Public Relations Manager
MINNESOTA ZOO HORSE BROTHERS RETURN AS PART OF STATE FAIR PARADE TRADITION
Horses return for 13th year; parades daily at 2 p.m.
Apple Valley, MINN – August 21, 2013 – The Minnesota Zoo’s recognizable horse brothers, “Prince” and “Duke,” will return to the Minnesota State Fair on Thursday, August 22 as part of its daily 2 p.m. parade. This will be their 13th year at the Fair.
The American Cream draft horses, easily recognized by their cream coats and powerful bodies, have been part of the Minnesota Zoo family since the Wells Fargo Family Farm opened in 2000. When at the Zoo, Duke, 21 and Prince, 20 can most commonly be seen being cared for in the Horse Barn, pulling the wagon, or grazing in the pasture.
American Cream draft horses, a critically-endangered breed, are the only breed of draft horse that originated in the United States. Although they are growing in number, there are currently fewer than 425 today. While once thought to be a color variation among draft horses, the American Cream was revealed to be a distinct draft horse breed in the 1990s, varying from pure white to a rich gold. They have white markings and white or flaxen manes and tails. These horses also have fringe-like leg hair, called “feather.” American Creams have amber or hazel eyes. In foals, the eyes are nearly white, becoming darker in the first year of life. As with other horses bred to pull heavy loads—American Creams are large, powerfully built animals. Male American Creams can weigh as much as 2,000 pounds; females are smaller, weighing about 1,600 pounds.
Nearly all American Cream draft horses are thought to be descended from one mare. This horse, named Old Granny, was bred in the early 1900s in Story County, Iowa. Old Granny’s origins are not known, but she was all draft horse and creamy white. After being bred to other draft horses, including Shires, Percherons, and Belgians, Old Granny’s cream-colored offspring were selected for further breeding. In 1944, the American Cream Horse Association of America was founded.
- Horses are usually measured in “hands:” one hand equals four inches. A horse’s height is measured from the ground to the withers, the point where the neck meets the back.
- Horsepower measures the power output of something, such as a car engine. Engineer Thomas Watt came up with the term in the late 1700's as a way of explaining how much power could be derived from a horse, compared to the typical output of new-fangled steam engines.
- American Cream draft horses are born with eyes that are practically white. Their eyes darken to an amber color during their first year of life.

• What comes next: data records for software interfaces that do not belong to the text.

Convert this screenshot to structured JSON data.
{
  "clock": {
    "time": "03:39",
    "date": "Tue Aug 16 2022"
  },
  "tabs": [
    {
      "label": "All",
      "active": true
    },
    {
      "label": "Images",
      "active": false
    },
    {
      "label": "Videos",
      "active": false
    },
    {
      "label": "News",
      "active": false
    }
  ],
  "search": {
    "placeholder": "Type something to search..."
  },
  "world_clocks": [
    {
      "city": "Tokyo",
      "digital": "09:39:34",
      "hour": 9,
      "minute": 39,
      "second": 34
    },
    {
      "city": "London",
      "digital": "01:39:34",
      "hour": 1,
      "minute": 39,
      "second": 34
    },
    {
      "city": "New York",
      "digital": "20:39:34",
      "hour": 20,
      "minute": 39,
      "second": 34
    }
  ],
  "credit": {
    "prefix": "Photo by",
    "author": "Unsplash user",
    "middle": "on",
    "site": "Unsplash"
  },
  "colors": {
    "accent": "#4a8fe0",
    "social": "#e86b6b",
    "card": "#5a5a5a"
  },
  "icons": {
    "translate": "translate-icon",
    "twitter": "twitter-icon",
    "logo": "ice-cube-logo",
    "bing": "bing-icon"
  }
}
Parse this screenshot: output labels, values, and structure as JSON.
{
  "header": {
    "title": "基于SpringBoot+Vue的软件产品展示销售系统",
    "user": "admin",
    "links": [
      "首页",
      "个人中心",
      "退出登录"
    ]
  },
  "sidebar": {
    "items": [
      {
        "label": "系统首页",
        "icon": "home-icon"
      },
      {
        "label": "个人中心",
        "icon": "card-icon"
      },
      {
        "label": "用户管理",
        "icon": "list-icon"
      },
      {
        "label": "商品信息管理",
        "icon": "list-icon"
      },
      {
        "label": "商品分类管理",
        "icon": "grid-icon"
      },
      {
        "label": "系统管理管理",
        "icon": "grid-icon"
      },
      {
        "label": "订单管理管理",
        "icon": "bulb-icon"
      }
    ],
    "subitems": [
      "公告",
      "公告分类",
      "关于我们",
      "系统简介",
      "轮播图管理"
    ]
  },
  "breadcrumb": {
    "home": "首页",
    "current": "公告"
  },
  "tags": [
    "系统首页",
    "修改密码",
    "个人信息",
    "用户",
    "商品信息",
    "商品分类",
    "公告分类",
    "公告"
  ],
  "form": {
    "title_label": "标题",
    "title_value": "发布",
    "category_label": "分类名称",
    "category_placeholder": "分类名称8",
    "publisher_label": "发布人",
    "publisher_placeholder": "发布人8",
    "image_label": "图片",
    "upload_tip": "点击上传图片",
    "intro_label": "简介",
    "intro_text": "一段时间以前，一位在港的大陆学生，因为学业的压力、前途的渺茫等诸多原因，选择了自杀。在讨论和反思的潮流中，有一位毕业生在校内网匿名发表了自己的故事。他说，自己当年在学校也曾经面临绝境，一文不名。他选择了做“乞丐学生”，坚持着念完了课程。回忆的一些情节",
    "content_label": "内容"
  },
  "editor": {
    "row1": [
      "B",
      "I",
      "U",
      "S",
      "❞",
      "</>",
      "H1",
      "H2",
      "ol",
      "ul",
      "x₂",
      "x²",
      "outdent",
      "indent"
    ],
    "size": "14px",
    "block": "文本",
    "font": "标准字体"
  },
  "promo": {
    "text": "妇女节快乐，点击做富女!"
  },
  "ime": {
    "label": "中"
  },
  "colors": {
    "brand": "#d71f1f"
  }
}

- Because they are calm in crowds, American Cream draft horses are popular with law enforcement for mounted police patrols.
The Minnesota Zoo is located in Apple Valley, just minutes south of Mall of America. For more information, call 952.431.9500 or visit mnzoo.org. The Minnesota Zoo is an accredited member of the Association of Zoos and Aquariums (AZA) and an institutional member of the World Association of Zoos and Aquariums (WAZA).